(Entries from a dataset of interfaces)
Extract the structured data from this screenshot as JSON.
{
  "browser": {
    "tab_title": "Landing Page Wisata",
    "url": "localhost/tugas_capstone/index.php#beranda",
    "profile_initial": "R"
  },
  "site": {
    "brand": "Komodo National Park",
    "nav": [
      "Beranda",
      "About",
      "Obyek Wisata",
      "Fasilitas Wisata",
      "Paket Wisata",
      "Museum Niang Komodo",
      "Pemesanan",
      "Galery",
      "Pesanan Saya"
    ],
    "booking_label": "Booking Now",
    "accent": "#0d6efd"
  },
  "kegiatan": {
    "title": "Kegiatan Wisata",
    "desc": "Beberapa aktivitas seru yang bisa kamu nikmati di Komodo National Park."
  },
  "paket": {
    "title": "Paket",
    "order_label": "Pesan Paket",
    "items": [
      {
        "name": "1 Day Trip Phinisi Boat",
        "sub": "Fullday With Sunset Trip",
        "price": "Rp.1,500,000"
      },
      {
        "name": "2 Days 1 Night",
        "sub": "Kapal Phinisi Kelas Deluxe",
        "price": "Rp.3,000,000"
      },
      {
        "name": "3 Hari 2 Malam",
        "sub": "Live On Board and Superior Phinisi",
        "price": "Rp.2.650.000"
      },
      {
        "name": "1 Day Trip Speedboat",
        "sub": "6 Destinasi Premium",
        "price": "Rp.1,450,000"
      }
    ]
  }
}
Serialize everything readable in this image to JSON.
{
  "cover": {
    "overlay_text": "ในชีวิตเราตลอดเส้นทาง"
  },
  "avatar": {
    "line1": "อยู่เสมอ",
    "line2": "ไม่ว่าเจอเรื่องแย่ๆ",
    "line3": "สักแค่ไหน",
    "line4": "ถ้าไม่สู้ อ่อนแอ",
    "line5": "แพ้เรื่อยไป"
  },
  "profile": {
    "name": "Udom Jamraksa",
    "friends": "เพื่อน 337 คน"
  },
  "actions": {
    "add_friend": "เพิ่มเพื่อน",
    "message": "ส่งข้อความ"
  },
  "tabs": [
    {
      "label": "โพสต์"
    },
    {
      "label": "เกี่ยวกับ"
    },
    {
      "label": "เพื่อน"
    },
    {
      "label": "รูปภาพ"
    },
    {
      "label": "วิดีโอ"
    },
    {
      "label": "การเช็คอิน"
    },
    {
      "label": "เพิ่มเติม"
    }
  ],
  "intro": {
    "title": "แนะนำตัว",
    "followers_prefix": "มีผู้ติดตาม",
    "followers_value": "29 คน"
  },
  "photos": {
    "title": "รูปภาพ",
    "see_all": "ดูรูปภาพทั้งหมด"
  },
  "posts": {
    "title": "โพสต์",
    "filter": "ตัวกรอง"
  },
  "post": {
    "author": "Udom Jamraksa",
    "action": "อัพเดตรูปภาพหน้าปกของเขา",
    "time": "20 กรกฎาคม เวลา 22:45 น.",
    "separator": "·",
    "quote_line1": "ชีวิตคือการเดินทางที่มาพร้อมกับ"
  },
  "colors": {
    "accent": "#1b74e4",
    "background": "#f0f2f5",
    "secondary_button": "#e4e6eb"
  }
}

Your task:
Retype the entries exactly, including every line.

Response to the exercise:
Extract the structured data from this screenshot as JSON.
{
  "browser": {
    "tab_title": "Landing Page Wisata",
    "url": "localhost/tugas_capstone/index.php#beranda",
    "profile_initial": "R"
  },
  "site": {
    "brand": "Komodo National Park",
    "nav": [
      "Beranda",
      "About",
      "Obyek Wisata",
      "Fasilitas Wisata",
      "Paket Wisata",
      "Museum Niang Komodo",
      "Pemesanan",
      "Galery",
      "Pesanan Saya"
    ],
    "booking_label": "Booking Now",
    "accent": "#0d6efd"
  },
  "kegiatan": {
    "title": "Kegiatan Wisata",
    "desc": "Beberapa aktivitas seru yang bisa kamu nikmati di Komodo National Park."
  },
  "paket": {
    "title": "Paket",
    "order_label": "Pesan Paket",
    "items": [
      {
        "name": "1 Day Trip Phinisi Boat",
        "sub": "Fullday With Sunset Trip",
        "price": "Rp.1,500,000"
      },
      {
        "name": "2 Days 1 Night",
        "sub": "Kapal Phinisi Kelas Deluxe",
        "price": "Rp.3,000,000"
      },
      {
        "name": "3 Hari 2 Malam",
        "sub": "Live On Board and Superior Phinisi",
        "price": "Rp.2.650.000"
      },
      {
        "name": "1 Day Trip Speedboat",
        "sub": "6 Destinasi Premium",
        "price": "Rp.1,450,000"
      }
    ]
  }
}
Serialize everything readable in this image to JSON.
{
  "cover": {
    "overlay_text": "ในชีวิตเราตลอดเส้นทาง"
  },
  "avatar": {
    "line1": "อยู่เสมอ",
    "line2": "ไม่ว่าเจอเรื่องแย่ๆ",
    "line3": "สักแค่ไหน",
    "line4": "ถ้าไม่สู้ อ่อนแอ",
    "line5": "แพ้เรื่อยไป"
  },
  "profile": {
    "name": "Udom Jamraksa",
    "friends": "เพื่อน 337 คน"
  },
  "actions": {
    "add_friend": "เพิ่มเพื่อน",
    "message": "ส่งข้อความ"
  },
  "tabs": [
    {
      "label": "โพสต์"
    },
    {
      "label": "เกี่ยวกับ"
    },
    {
      "label": "เพื่อน"
    },
    {
      "label": "รูปภาพ"
    },
    {
      "label": "วิดีโอ"
    },
    {
      "label": "การเช็คอิน"
    },
    {
      "label": "เพิ่มเติม"
    }
  ],
  "intro": {
    "title": "แนะนำตัว",
    "followers_prefix": "มีผู้ติดตาม",
    "followers_value": "29 คน"
  },
  "photos": {
    "title": "รูปภาพ",
    "see_all": "ดูรูปภาพทั้งหมด"
  },
  "posts": {
    "title": "โพสต์",
    "filter": "ตัวกรอง"
  },
  "post": {
    "author": "Udom Jamraksa",
    "action": "อัพเดตรูปภาพหน้าปกของเขา",
    "time": "20 กรกฎาคม เวลา 22:45 น.",
    "separator": "·",
    "quote_line1": "ชีวิตคือการเดินทางที่มาพร้อมกับ"
  },
  "colors": {
    "accent": "#1b74e4",
    "background": "#f0f2f5",
    "secondary_button": "#e4e6eb"
  }
}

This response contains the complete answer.